Riess, author of The Spiritual Traveler and PW's religion book review editor, and writer/editor Ogilbee reveal 11 American hot spots for the spiritually inclined, organized into four themes: healing, hospitality, boundary-crossing and modem "saint" devotionals. From the start, the authors distinguish the tourist-;bound for fixed locales-;from the pilgrim, who plunges into new environs "both external and internal" in the search for self-discovery.
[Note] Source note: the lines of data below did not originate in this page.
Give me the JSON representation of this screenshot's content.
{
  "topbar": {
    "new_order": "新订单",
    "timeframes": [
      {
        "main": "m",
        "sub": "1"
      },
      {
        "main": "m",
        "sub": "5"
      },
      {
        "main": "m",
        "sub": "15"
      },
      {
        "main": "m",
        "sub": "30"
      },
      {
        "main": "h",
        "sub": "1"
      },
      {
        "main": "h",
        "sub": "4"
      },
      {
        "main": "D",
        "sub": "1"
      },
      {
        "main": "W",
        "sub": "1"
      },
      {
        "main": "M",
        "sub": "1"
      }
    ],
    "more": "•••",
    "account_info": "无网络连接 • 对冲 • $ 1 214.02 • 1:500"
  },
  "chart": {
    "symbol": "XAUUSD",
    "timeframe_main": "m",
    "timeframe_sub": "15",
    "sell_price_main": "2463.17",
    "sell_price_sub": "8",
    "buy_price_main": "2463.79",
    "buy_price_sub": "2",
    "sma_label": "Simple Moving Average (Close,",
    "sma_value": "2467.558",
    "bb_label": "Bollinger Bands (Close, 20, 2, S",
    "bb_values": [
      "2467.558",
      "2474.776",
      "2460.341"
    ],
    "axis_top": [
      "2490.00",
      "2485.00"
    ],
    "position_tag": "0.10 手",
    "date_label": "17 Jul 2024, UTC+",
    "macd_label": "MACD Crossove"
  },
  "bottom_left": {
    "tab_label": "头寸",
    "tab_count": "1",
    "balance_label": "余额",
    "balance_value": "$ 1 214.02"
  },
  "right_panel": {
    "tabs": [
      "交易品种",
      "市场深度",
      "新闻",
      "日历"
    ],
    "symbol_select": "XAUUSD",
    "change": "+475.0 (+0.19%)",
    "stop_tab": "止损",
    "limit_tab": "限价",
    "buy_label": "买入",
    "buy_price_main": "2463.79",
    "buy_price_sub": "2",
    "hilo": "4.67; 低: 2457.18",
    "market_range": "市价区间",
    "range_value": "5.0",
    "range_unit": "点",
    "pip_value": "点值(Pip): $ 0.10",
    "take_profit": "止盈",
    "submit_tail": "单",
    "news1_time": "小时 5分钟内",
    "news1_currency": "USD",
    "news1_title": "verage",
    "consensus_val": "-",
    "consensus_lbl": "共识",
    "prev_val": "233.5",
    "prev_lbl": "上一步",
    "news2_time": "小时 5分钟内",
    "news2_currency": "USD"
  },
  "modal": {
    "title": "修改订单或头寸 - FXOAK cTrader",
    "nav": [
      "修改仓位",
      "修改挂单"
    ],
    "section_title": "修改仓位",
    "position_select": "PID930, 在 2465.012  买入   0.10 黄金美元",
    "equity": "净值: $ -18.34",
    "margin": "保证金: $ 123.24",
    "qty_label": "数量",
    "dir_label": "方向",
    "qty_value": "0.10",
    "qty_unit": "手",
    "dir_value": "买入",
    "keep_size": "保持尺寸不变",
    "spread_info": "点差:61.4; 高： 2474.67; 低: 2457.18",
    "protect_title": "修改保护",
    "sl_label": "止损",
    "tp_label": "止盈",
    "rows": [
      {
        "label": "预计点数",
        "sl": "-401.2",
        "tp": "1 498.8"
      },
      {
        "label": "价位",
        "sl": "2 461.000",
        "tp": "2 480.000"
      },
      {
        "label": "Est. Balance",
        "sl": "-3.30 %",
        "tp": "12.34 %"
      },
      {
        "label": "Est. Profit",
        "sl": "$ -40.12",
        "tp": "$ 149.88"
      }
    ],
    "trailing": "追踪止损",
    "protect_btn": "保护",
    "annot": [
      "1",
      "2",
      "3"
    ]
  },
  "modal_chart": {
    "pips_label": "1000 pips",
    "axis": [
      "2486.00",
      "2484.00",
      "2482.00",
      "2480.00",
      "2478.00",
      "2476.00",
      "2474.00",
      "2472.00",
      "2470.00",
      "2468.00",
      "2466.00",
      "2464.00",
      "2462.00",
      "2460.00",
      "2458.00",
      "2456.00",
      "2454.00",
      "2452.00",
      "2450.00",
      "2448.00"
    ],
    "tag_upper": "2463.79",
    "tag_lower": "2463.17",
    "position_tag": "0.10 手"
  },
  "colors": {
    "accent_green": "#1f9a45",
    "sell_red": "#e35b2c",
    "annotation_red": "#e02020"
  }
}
The authors' cross-country excursions yield colorful descriptions and keen observations of sites like El Santuario de Chimayo in New Mexico, where a humble hole in the ground purportedly bears restorative mud; the shrine of Sr. Jude, patron saint of hopeless causes, in working-class Chicago; a youthful, vivacious Community of Jesus in Cape Cod; and, of course, Graceland, the quintessential American pilgrimage for throngs of "Presleyterians." With discerning insight, the authors consider what makes their selections uniquely American, beyond physical location: each reflects the "porousness" and flexibility of the country's faith, which embraces an array of rituals, folklore and mysticism that spring from not only traditional religion, but also more secular spirituality and the rhythms of nature. Riess and Ogilbee wisely recognize that the psychology of taking the journey figures as much as the destination, affirming, "Pilgrimage tells us that God is everywhere." Publishers Weekly June 20, 2006 <hr>